STORED DATA
>>>>>

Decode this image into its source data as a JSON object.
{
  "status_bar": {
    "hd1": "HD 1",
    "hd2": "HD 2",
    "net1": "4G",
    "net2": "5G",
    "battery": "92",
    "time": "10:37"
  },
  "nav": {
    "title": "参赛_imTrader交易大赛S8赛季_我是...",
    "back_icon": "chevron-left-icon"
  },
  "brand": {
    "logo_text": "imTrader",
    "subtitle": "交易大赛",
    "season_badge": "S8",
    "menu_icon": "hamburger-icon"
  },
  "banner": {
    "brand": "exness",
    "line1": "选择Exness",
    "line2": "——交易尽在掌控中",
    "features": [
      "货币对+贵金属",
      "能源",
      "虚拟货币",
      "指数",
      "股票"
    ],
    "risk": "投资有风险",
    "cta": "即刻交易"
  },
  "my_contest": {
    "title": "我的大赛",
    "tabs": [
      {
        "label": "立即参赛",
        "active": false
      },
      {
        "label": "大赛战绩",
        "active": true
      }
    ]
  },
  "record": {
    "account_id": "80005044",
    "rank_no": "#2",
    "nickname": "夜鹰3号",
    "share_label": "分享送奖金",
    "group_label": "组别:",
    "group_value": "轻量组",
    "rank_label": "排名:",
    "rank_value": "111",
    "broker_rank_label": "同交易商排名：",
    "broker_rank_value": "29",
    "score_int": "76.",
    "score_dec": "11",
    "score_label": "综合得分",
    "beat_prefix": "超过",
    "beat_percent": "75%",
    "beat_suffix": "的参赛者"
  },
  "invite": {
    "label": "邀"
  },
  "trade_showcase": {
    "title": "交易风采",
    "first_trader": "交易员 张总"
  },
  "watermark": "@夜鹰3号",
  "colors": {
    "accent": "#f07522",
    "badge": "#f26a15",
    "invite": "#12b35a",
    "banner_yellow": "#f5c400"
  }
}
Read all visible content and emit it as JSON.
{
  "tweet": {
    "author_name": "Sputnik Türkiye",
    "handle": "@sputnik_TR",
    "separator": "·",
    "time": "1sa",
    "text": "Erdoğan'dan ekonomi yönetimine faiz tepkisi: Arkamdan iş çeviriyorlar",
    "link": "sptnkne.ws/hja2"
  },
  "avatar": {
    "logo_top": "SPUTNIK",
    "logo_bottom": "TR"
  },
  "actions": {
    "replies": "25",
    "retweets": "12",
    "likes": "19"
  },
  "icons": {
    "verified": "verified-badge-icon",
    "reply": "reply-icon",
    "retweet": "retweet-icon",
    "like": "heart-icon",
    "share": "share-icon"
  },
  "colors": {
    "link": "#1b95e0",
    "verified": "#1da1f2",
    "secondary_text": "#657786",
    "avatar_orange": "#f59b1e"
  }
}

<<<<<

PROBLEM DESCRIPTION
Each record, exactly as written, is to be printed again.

SOLUTION
Decode this image into its source data as a JSON object.
{
  "status_bar": {
    "hd1": "HD 1",
    "hd2": "HD 2",
    "net1": "4G",
    "net2": "5G",
    "battery": "92",
    "time": "10:37"
  },
  "nav": {
    "title": "参赛_imTrader交易大赛S8赛季_我是...",
    "back_icon": "chevron-left-icon"
  },
  "brand": {
    "logo_text": "imTrader",
    "subtitle": "交易大赛",
    "season_badge": "S8",
    "menu_icon": "hamburger-icon"
  },
  "banner": {
    "brand": "exness",
    "line1": "选择Exness",
    "line2": "——交易尽在掌控中",
    "features": [
      "货币对+贵金属",
      "能源",
      "虚拟货币",
      "指数",
      "股票"
    ],
    "risk": "投资有风险",
    "cta": "即刻交易"
  },
  "my_contest": {
    "title": "我的大赛",
    "tabs": [
      {
        "label": "立即参赛",
        "active": false
      },
      {
        "label": "大赛战绩",
        "active": true
      }
    ]
  },
  "record": {
    "account_id": "80005044",
    "rank_no": "#2",
    "nickname": "夜鹰3号",
    "share_label": "分享送奖金",
    "group_label": "组别:",
    "group_value": "轻量组",
    "rank_label": "排名:",
    "rank_value": "111",
    "broker_rank_label": "同交易商排名：",
    "broker_rank_value": "29",
    "score_int": "76.",
    "score_dec": "11",
    "score_label": "综合得分",
    "beat_prefix": "超过",
    "beat_percent": "75%",
    "beat_suffix": "的参赛者"
  },
  "invite": {
    "label": "邀"
  },
  "trade_showcase": {
    "title": "交易风采",
    "first_trader": "交易员 张总"
  },
  "watermark": "@夜鹰3号",
  "colors": {
    "accent": "#f07522",
    "badge": "#f26a15",
    "invite": "#12b35a",
    "banner_yellow": "#f5c400"
  }
}
Read all visible content and emit it as JSON.
{
  "tweet": {
    "author_name": "Sputnik Türkiye",
    "handle": "@sputnik_TR",
    "separator": "·",
    "time": "1sa",
    "text": "Erdoğan'dan ekonomi yönetimine faiz tepkisi: Arkamdan iş çeviriyorlar",
    "link": "sptnkne.ws/hja2"
  },
  "avatar": {
    "logo_top": "SPUTNIK",
    "logo_bottom": "TR"
  },
  "actions": {
    "replies": "25",
    "retweets": "12",
    "likes": "19"
  },
  "icons": {
    "verified": "verified-badge-icon",
    "reply": "reply-icon",
    "retweet": "retweet-icon",
    "like": "heart-icon",
    "share": "share-icon"
  },
  "colors": {
    "link": "#1b95e0",
    "verified": "#1da1f2",
    "secondary_text": "#657786",
    "avatar_orange": "#f59b1e"
  }
}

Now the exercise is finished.